Before I had Little Bear and became a SAHM I had been working with dogs for about five years. I worked at doggie day cares and, when I found out I was pregnant, was in the process of starting my own dog walking business (which has been put on hold, hopefully not indefinitely). I spent 90% of my time in the company of large groups of dogs. Not to mention controlling large groups of dogs. This experience, I think, makes me better inclined to understand the nuances of dog “language” and behavior than your average pet owner.
A lot of people think that the dog park and doggie day care are basically the same environment: lots of dogs running around and playing in an enclosed space. However, this couldn’t be further from the truth as there’s one BIG difference between day care and a dog park. Day care is a CONTROLLED environment! Whereas the dog park is basically a free for all.
If there’s one thing I’ve learned it’s that dogs are like kids, their “parents” generally think they can do no wrong. And it’s these puppy parents that make going to the dog park an absolute nightmare for others.
I recognize that Rooney needs a spot of training and is generally as rambunctious as a bull in a china shop. He’s also a bit of an, ahem, hump magnet. Contrary to popular belief this has nothing to do with sex. It’s a dominance thing. And as evidenced by the fact that Rooney is bossed around by twelve pound Polo he is NOT a dominant creature. Which all the other dogs at the park immediately recognize and so feel the need to assert their…ummm…dominance over him. In the form of humping. Sometimes two at a time. It’s not a pretty picture. Eventually Rooney will get tired of this less than polite behavior and do something about it. He’ll generally warn whatever dog is currently expressing it’s dominance over him by turning around and snapping. Read: warn. Snapping doesn’t mean he’s going to bite. It is his way of telling another dog that he has HAD ENOUGH and they need to stop…now.

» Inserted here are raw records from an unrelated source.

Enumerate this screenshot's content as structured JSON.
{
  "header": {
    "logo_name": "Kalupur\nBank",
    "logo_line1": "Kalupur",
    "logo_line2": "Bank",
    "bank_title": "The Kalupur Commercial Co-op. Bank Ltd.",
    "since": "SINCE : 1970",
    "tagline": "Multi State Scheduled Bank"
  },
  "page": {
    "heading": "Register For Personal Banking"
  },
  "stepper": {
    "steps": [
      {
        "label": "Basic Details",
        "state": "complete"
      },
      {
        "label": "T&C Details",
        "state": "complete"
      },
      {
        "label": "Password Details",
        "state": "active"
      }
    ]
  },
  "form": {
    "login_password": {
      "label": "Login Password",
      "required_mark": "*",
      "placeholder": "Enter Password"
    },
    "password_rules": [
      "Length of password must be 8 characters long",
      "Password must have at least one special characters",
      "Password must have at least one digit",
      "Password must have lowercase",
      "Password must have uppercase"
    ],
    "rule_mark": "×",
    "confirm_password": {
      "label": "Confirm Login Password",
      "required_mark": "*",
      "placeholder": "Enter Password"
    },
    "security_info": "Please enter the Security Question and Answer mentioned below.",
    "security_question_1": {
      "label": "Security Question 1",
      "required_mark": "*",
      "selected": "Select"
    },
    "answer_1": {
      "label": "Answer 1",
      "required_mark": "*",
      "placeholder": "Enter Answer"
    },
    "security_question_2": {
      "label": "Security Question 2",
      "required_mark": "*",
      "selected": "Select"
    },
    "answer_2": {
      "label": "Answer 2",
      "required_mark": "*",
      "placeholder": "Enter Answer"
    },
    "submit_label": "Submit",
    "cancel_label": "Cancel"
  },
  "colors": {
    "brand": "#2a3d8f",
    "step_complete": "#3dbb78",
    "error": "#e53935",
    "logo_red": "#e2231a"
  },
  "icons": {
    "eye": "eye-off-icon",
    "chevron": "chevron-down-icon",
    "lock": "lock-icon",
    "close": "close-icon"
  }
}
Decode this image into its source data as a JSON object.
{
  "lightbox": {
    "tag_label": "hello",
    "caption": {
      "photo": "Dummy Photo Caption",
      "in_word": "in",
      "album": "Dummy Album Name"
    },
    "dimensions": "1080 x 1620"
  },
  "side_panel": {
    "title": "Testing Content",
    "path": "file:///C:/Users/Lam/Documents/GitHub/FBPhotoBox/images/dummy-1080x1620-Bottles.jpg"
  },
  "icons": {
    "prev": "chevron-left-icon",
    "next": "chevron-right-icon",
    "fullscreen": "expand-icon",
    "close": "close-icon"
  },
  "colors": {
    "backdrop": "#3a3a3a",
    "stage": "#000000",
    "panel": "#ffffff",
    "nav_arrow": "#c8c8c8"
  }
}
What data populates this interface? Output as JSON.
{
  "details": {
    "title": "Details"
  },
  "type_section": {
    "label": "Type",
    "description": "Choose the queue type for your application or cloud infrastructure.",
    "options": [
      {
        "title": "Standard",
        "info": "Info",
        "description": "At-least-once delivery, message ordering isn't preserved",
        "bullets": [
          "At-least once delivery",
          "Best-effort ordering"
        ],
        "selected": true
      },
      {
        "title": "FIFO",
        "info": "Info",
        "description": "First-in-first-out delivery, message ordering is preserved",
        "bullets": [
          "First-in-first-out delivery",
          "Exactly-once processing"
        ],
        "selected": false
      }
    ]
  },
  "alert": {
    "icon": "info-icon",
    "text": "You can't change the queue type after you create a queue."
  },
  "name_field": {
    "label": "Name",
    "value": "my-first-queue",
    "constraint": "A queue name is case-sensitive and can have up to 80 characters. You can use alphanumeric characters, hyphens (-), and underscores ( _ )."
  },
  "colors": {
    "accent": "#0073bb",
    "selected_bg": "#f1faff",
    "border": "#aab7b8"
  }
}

Unfortunately, because he’s a Pit Bull, uneducated owners wrongly assume that he’s going to attack their sweet, precious, wouldn’t hurt a fly Golden Retriever; even though it’s the Golden (Or whatever other dog has decided to see that Rooney knows who’s boss.) that is exhibiting the bad behavior. He’s come home with scratch marks on his belly from another dog’s dew claws and once someone even bit him on his, uh, manhood.
But the dog discrimination doesn’t stop there. We’ve had incidents of Rooney and another dog innocently playing and the other dog’s owner will begin to freak out that our dog is attacking their dog! Seriously? Do you not know the difference between play and aggression? Sure it gets a little loud and boisterous, and I’ll even give you that Rooney is very vocal when he’s playing. But don’t you think that if your dog was in any danger from my BIG SCARY PIT BULL that I would try to stop it?!? Apparently not.
Once the owner of another dog actually kicked Rooney. To say this didn’t go over well is an understatement. Don’t kick my dog. You’re going to see repercussions. Period. Would you kick my child? No? Well you just did.
After the the kicking incident there has been a ban on the dog park in our house. It’s just too much drama. Every time we go something crazy happens and we have to leave early. If only dog owners would admit that their dogs have faults, be aware of what triggers their pets, and, you know, have some control over them! Then the park would be a much happier…and safer…place for all! Until that happens we’ll be sticking to supervised play dates with dogs we know!